━━ Data supplied ━━
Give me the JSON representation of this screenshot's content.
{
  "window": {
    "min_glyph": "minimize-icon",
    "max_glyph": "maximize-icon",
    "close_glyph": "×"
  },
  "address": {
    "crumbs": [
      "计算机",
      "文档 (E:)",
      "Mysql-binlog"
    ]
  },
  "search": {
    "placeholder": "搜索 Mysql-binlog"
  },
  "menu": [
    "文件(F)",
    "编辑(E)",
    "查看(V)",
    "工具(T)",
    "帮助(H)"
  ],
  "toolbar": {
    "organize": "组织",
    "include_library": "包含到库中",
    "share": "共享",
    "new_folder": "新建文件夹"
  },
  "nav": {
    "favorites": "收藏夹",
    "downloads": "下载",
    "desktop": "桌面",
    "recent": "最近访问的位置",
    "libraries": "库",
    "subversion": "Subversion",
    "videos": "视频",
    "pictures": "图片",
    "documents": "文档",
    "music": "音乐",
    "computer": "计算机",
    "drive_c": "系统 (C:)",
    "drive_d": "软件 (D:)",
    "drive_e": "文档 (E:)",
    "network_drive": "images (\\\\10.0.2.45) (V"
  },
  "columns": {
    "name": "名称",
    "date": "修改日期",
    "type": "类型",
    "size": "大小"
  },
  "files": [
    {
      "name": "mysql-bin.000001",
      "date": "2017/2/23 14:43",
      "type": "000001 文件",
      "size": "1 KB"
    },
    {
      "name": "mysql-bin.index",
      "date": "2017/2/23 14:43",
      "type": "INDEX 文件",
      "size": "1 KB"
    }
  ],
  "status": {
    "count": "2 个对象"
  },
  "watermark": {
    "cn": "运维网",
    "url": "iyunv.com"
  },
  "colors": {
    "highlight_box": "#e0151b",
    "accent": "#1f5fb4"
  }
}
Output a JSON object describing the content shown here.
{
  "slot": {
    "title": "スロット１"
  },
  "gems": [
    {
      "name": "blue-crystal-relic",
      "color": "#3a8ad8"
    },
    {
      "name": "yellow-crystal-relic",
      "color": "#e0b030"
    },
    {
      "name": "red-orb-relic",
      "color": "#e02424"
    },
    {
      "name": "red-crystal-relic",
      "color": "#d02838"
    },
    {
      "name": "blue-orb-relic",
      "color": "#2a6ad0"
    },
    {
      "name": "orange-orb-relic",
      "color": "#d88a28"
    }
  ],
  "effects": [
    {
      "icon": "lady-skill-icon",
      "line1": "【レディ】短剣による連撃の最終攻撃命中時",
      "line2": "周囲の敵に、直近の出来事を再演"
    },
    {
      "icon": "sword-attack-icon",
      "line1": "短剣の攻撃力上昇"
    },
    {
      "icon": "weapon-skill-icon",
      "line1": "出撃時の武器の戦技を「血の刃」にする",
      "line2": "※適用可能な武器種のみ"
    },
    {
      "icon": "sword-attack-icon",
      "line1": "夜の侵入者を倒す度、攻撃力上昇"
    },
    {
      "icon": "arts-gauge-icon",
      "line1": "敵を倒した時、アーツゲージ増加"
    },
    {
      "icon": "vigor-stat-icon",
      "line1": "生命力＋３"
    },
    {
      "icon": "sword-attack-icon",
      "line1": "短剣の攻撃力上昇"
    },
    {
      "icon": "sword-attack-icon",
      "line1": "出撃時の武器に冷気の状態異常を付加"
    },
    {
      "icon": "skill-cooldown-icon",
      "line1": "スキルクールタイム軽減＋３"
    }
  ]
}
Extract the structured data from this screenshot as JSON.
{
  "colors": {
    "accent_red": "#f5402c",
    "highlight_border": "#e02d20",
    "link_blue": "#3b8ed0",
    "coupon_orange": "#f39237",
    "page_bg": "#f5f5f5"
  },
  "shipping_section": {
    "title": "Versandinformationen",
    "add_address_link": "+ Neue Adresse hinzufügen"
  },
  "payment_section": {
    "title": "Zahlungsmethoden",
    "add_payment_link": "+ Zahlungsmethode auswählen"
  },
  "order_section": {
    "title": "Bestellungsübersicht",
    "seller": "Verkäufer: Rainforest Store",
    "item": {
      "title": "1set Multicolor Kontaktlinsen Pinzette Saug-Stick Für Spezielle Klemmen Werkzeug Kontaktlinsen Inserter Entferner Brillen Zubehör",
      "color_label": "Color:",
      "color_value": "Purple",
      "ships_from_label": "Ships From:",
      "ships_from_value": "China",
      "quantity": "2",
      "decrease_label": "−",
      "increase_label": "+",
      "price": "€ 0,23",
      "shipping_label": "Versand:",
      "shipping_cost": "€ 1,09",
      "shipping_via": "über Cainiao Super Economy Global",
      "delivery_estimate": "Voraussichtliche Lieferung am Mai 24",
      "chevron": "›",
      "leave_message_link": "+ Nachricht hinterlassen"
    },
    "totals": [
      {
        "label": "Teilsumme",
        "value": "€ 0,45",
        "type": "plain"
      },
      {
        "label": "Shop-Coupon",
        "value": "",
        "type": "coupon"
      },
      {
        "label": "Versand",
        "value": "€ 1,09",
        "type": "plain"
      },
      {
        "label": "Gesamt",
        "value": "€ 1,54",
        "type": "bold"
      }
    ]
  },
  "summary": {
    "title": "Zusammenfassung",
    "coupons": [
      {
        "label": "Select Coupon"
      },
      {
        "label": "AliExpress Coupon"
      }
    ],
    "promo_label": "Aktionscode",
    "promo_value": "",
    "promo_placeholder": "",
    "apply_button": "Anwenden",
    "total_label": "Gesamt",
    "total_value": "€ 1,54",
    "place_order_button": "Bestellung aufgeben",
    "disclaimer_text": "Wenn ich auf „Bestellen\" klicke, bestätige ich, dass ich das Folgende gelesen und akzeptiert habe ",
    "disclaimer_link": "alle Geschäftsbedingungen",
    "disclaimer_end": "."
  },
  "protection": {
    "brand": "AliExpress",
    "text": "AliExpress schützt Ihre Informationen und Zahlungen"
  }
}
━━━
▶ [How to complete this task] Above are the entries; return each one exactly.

▶ [Written reply]
Give me the JSON representation of this screenshot's content.
{
  "window": {
    "min_glyph": "minimize-icon",
    "max_glyph": "maximize-icon",
    "close_glyph": "×"
  },
  "address": {
    "crumbs": [
      "计算机",
      "文档 (E:)",
      "Mysql-binlog"
    ]
  },
  "search": {
    "placeholder": "搜索 Mysql-binlog"
  },
  "menu": [
    "文件(F)",
    "编辑(E)",
    "查看(V)",
    "工具(T)",
    "帮助(H)"
  ],
  "toolbar": {
    "organize": "组织",
    "include_library": "包含到库中",
    "share": "共享",
    "new_folder": "新建文件夹"
  },
  "nav": {
    "favorites": "收藏夹",
    "downloads": "下载",
    "desktop": "桌面",
    "recent": "最近访问的位置",
    "libraries": "库",
    "subversion": "Subversion",
    "videos": "视频",
    "pictures": "图片",
    "documents": "文档",
    "music": "音乐",
    "computer": "计算机",
    "drive_c": "系统 (C:)",
    "drive_d": "软件 (D:)",
    "drive_e": "文档 (E:)",
    "network_drive": "images (\\\\10.0.2.45) (V"
  },
  "columns": {
    "name": "名称",
    "date": "修改日期",
    "type": "类型",
    "size": "大小"
  },
  "files": [
    {
      "name": "mysql-bin.000001",
      "date": "2017/2/23 14:43",
      "type": "000001 文件",
      "size": "1 KB"
    },
    {
      "name": "mysql-bin.index",
      "date": "2017/2/23 14:43",
      "type": "INDEX 文件",
      "size": "1 KB"
    }
  ],
  "status": {
    "count": "2 个对象"
  },
  "watermark": {
    "cn": "运维网",
    "url": "iyunv.com"
  },
  "colors": {
    "highlight_box": "#e0151b",
    "accent": "#1f5fb4"
  }
}
Output a JSON object describing the content shown here.
{
  "slot": {
    "title": "スロット１"
  },
  "gems": [
    {
      "name": "blue-crystal-relic",
      "color": "#3a8ad8"
    },
    {
      "name": "yellow-crystal-relic",
      "color": "#e0b030"
    },
    {
      "name": "red-orb-relic",
      "color": "#e02424"
    },
    {
      "name": "red-crystal-relic",
      "color": "#d02838"
    },
    {
      "name": "blue-orb-relic",
      "color": "#2a6ad0"
    },
    {
      "name": "orange-orb-relic",
      "color": "#d88a28"
    }
  ],
  "effects": [
    {
      "icon": "lady-skill-icon",
      "line1": "【レディ】短剣による連撃の最終攻撃命中時",
      "line2": "周囲の敵に、直近の出来事を再演"
    },
    {
      "icon": "sword-attack-icon",
      "line1": "短剣の攻撃力上昇"
    },
    {
      "icon": "weapon-skill-icon",
      "line1": "出撃時の武器の戦技を「血の刃」にする",
      "line2": "※適用可能な武器種のみ"
    },
    {
      "icon": "sword-attack-icon",
      "line1": "夜の侵入者を倒す度、攻撃力上昇"
    },
    {
      "icon": "arts-gauge-icon",
      "line1": "敵を倒した時、アーツゲージ増加"
    },
    {
      "icon": "vigor-stat-icon",
      "line1": "生命力＋３"
    },
    {
      "icon": "sword-attack-icon",
      "line1": "短剣の攻撃力上昇"
    },
    {
      "icon": "sword-attack-icon",
      "line1": "出撃時の武器に冷気の状態異常を付加"
    },
    {
      "icon": "skill-cooldown-icon",
      "line1": "スキルクールタイム軽減＋３"
    }
  ]
}
Extract the structured data from this screenshot as JSON.
{
  "colors": {
    "accent_red": "#f5402c",
    "highlight_border": "#e02d20",
    "link_blue": "#3b8ed0",
    "coupon_orange": "#f39237",
    "page_bg": "#f5f5f5"
  },
  "shipping_section": {
    "title": "Versandinformationen",
    "add_address_link": "+ Neue Adresse hinzufügen"
  },
  "payment_section": {
    "title": "Zahlungsmethoden",
    "add_payment_link": "+ Zahlungsmethode auswählen"
  },
  "order_section": {
    "title": "Bestellungsübersicht",
    "seller": "Verkäufer: Rainforest Store",
    "item": {
      "title": "1set Multicolor Kontaktlinsen Pinzette Saug-Stick Für Spezielle Klemmen Werkzeug Kontaktlinsen Inserter Entferner Brillen Zubehör",
      "color_label": "Color:",
      "color_value": "Purple",
      "ships_from_label": "Ships From:",
      "ships_from_value": "China",
      "quantity": "2",
      "decrease_label": "−",
      "increase_label": "+",
      "price": "€ 0,23",
      "shipping_label": "Versand:",
      "shipping_cost": "€ 1,09",
      "shipping_via": "über Cainiao Super Economy Global",
      "delivery_estimate": "Voraussichtliche Lieferung am Mai 24",
      "chevron": "›",
      "leave_message_link": "+ Nachricht hinterlassen"
    },
    "totals": [
      {
        "label": "Teilsumme",
        "value": "€ 0,45",
        "type": "plain"
      },
      {
        "label": "Shop-Coupon",
        "value": "",
        "type": "coupon"
      },
      {
        "label": "Versand",
        "value": "€ 1,09",
        "type": "plain"
      },
      {
        "label": "Gesamt",
        "value": "€ 1,54",
        "type": "bold"
      }
    ]
  },
  "summary": {
    "title": "Zusammenfassung",
    "coupons": [
      {
        "label": "Select Coupon"
      },
      {
        "label": "AliExpress Coupon"
      }
    ],
    "promo_label": "Aktionscode",
    "promo_value": "",
    "promo_placeholder": "",
    "apply_button": "Anwenden",
    "total_label": "Gesamt",
    "total_value": "€ 1,54",
    "place_order_button": "Bestellung aufgeben",
    "disclaimer_text": "Wenn ich auf „Bestellen\" klicke, bestätige ich, dass ich das Folgende gelesen und akzeptiert habe ",
    "disclaimer_link": "alle Geschäftsbedingungen",
    "disclaimer_end": "."
  },
  "protection": {
    "brand": "AliExpress",
    "text": "AliExpress schützt Ihre Informationen und Zahlungen"
  }
}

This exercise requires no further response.